What Is the Average CD Rate?


Our experts answer readers’ banking questions and write unbiased product reviews (here’s how we assess banking products). In some cases, we receive a commission from our partners; however, our opinions are our own. Terms apply to offers listed on this page.

  • According to the FDIC, the average CD pays 0.20% to 1.72% APY, depending on the term length.
  • However, many financial institutions pay higher CD rates than the national average.
  • Look for promotional CDs at brick-and-mortar banks to earn high rates; meanwhile, online banks and credit unions often have competitive CD rates on a variety of terms.
  • Compare today’s best cd rates.

A CD can be a great savings option if you’re looking to lock money away for a few months or years. While these fixed-interest accounts have an early withdrawal penalty to consider, they often include higher interest rates than the average savings or money market account.

To help you understand what current rates look like, we’ve gathered information on national CD rates, as well as rates from popular financial institutions.  The best cds can offer more than 10x than the national average.

National average rates for CDs

The Federal Deposit Insurance Corporation, a government agency that oversees banks, keeps track of average interest rates paid on CDs. This data is updated monthly and includes both banks and credit unions.

Here’s the average interest rate for a CD with a minimum deposit of $10,000, according to data from the FDIC:

CD interest rates at national banks

When viewing CD rates at national banks, make sure you know the difference between standard rates and relationship rates. 

Relationship rates are generally offered to customers who have a specific checking account. If you don’t qualify for a relationship rate, you’ll earn the standard CD rate.

At some banks, the distinction between standard rates and relationships is significant. For example, at Chase, the standard CD rate is 0.01% on all terms. However, Chase CD relationship rates can vary from 0.02% to 4.50% APY. 

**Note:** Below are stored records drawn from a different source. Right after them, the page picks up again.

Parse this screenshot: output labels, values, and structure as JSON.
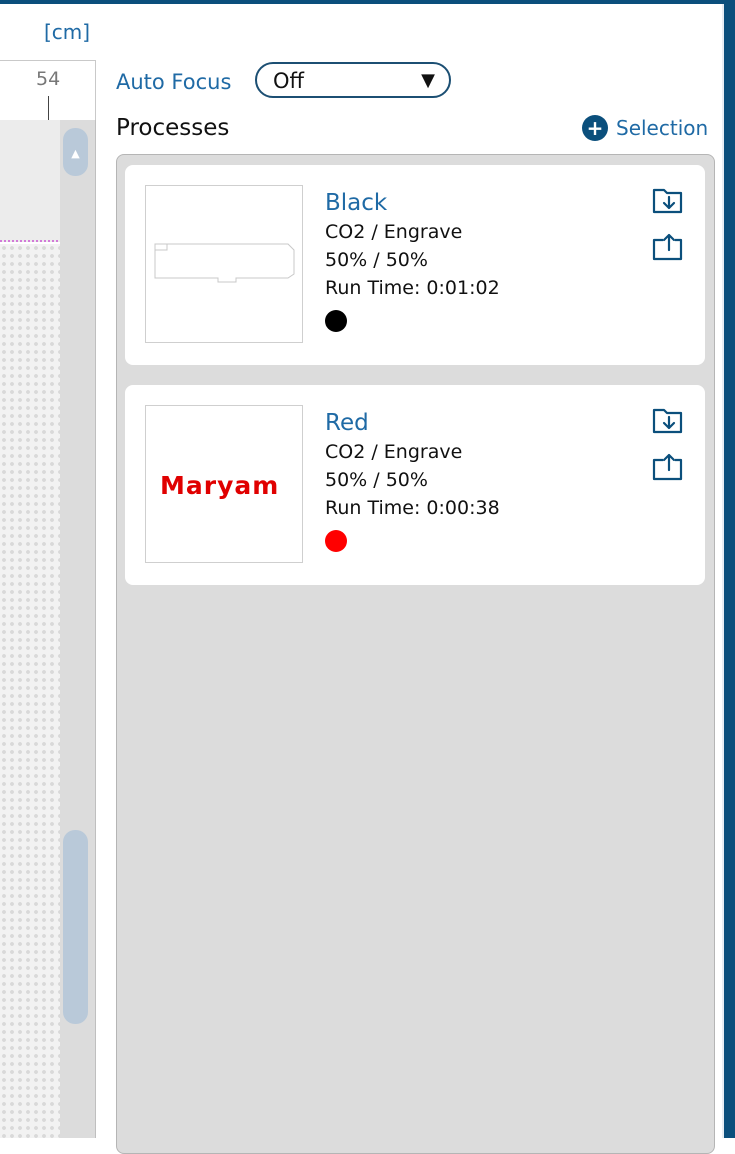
{
  "ruler": {
    "unit": "[cm]",
    "mark": "54"
  },
  "auto_focus": {
    "label": "Auto Focus",
    "value": "Off"
  },
  "processes": {
    "title": "Processes",
    "selection_label": "Selection",
    "items": [
      {
        "name": "Black",
        "laser": "CO2 / Engrave",
        "power": "50%  /  50%",
        "run_time": "Run Time: 0:01:02",
        "color": "#000000",
        "thumb_text": ""
      },
      {
        "name": "Red",
        "laser": "CO2 / Engrave",
        "power": "50%  /  50%",
        "run_time": "Run Time: 0:00:38",
        "color": "#ff0000",
        "thumb_text": "Maryam"
      }
    ]
  },
  "icons": {
    "add": "plus-circle-icon",
    "import": "folder-import-icon",
    "export": "folder-export-icon"
  }
}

Several brick-and-mortar banks also have promotional CDs with higher interest rates than their standard ones. For example, U.S. Bank has standard CDs that pay 0.05% to 0.25% APY and CD specials that pay 4.80% to 4.95% (Varies by location) APY.

Here are the CD rates for standard and promotional CDs at some of the biggest national banks:

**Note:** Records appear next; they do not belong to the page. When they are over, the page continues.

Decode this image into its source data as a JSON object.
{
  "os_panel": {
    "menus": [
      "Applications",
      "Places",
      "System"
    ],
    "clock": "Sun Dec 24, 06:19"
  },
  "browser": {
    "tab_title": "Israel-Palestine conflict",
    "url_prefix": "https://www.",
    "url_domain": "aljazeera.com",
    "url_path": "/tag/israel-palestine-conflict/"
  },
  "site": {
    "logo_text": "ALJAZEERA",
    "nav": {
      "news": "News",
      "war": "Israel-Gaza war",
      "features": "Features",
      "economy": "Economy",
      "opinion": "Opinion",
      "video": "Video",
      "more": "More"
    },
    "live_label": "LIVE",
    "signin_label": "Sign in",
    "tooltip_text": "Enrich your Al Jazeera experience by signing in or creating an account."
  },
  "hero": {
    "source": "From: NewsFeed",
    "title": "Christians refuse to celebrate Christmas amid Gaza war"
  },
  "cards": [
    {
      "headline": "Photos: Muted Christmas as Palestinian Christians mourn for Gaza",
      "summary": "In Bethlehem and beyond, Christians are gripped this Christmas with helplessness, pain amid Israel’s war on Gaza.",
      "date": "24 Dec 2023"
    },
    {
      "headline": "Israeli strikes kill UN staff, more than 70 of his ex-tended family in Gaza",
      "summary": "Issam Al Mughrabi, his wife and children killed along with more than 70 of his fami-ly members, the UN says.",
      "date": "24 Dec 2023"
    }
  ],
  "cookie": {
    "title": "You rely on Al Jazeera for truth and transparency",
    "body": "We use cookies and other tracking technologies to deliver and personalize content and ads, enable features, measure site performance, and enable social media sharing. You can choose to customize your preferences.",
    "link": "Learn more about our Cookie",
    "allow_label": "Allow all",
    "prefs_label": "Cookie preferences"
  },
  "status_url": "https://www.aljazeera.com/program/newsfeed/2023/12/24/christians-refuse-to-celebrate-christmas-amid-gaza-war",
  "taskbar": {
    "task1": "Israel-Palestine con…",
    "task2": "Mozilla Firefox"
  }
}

CD interest rates at online banks

Online banks are more straightforward when it comes to CDs. These typically offer competitive CD rates on a variety of terms, and there aren’t relationship rates. Here are the interest rates for CDs at some of the biggest online banks: 

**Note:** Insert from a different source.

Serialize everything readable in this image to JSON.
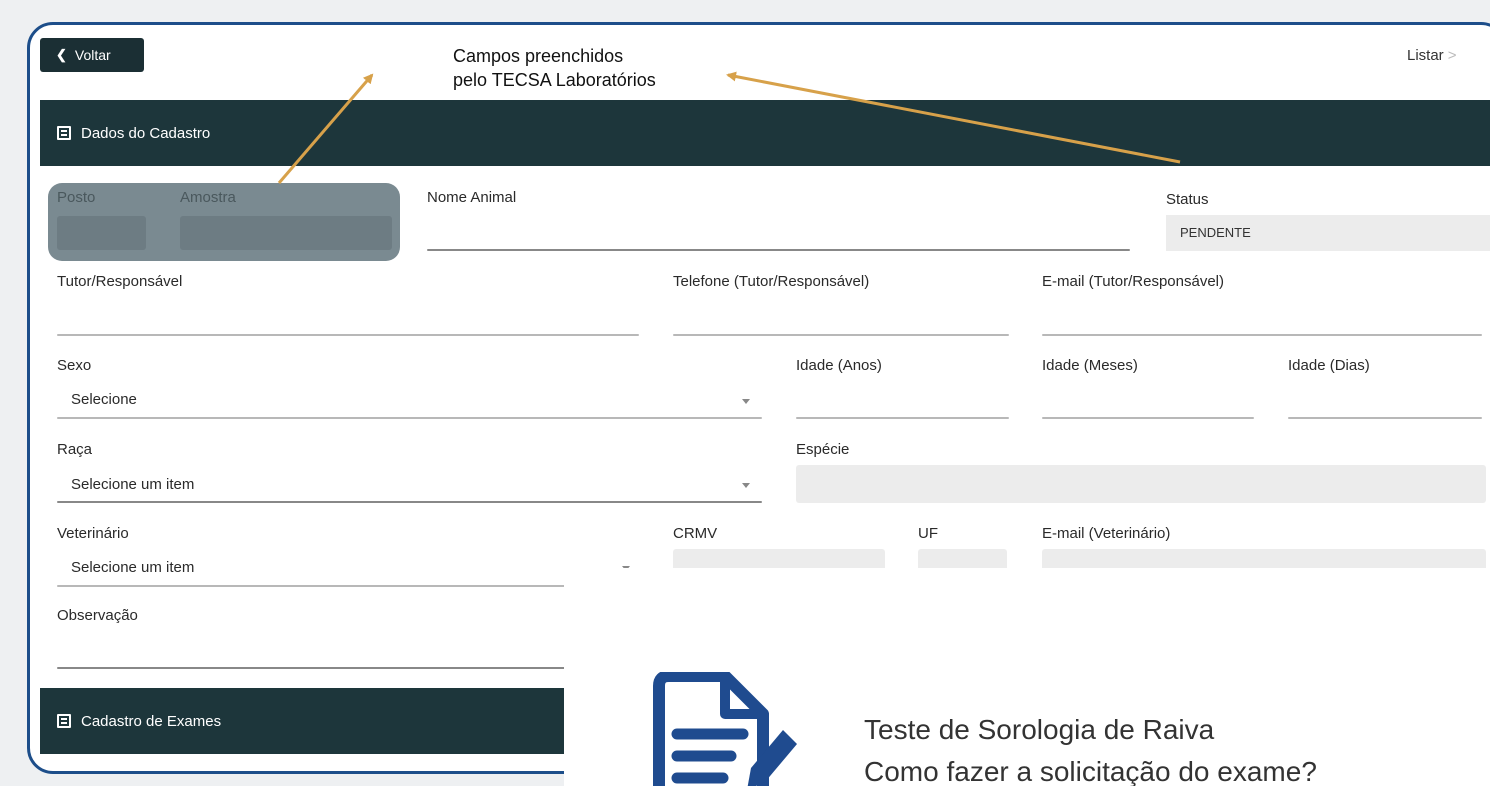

CD interest rates at credit unions

Credit unions also typically pay high interest rates on a variety of CDs. One thing to note is that the interest rate may vary depending on how much money you deposit. For example, at Alliant Credit Union, you could earn a higher interest rate on select CDs with a $75,000 minimum opening deposit. 

Here are the CD rates for standard CDs at some of the biggest credit unions:

Average CD rates FAQs

The average CD rate for a 5-year term is 1.37% APY, according to the FDIC. 

Short-term CDs currently offer more competitive interest rates than long-term CDs. Generally, 1-year terms have the highest rates. The average 1-year term pays 1.72% APY, but the best 1-year CD rates offer well over 5% APY.

Many CDs do require an initial deposit. The minimum opening deposit for a standard CD typically varies from $0 to $10,000.

How CD rates can change

CDs offer a fixed interest rate, which means your rate will stay the same for the entire term. However, bank interest rates, in general, can fluctuate. This means that once a CD term ends, the rate offered for renewing the account may not be the same. Why? Because CD rates are influenced by what the Federal Reserve does. 

“When the Fed comes out with an announcement and says if we’re going to be raising interest rates, then eventually what you see across all different segments of the market is a rate increase,” explains Scott Stanley, CFP and founder of Pharos Wealth.

So far in 2023, the Federal Reserve has raised interest rates three times to help combat inflation. Stanley notes that average CD rates have grown more attractive over the last year and that short-term CDs are actually more competitive than long-term CD rates.

How to find good CD interest rates

Most of the best CD rates are available at online financial institutions. When you’re searching for rates, Patrina Dixon, CFEI, RFC, and owner of P. Dixon Consulting, LLC, says it’s best to research a variety of banks and compare different options. Dixon also points out that federal insurance should be a requirement. 

Up to $250,000 per depositor, per category, is safe in a CD at an FDIC-insured bank or NCUA-insured credit union.

“Make sure that your money is FDIC-insured. If you’re depositing $1,000 and the institution is FDIC-insured, that dollar amount is within the amount of money that the government will insure. You get your money should anything happen to the bank,” says Dixon. 

 



Source link

Related Articles

Leave a Reply

Your email address will not be published. Required fields are marked *

Back to top button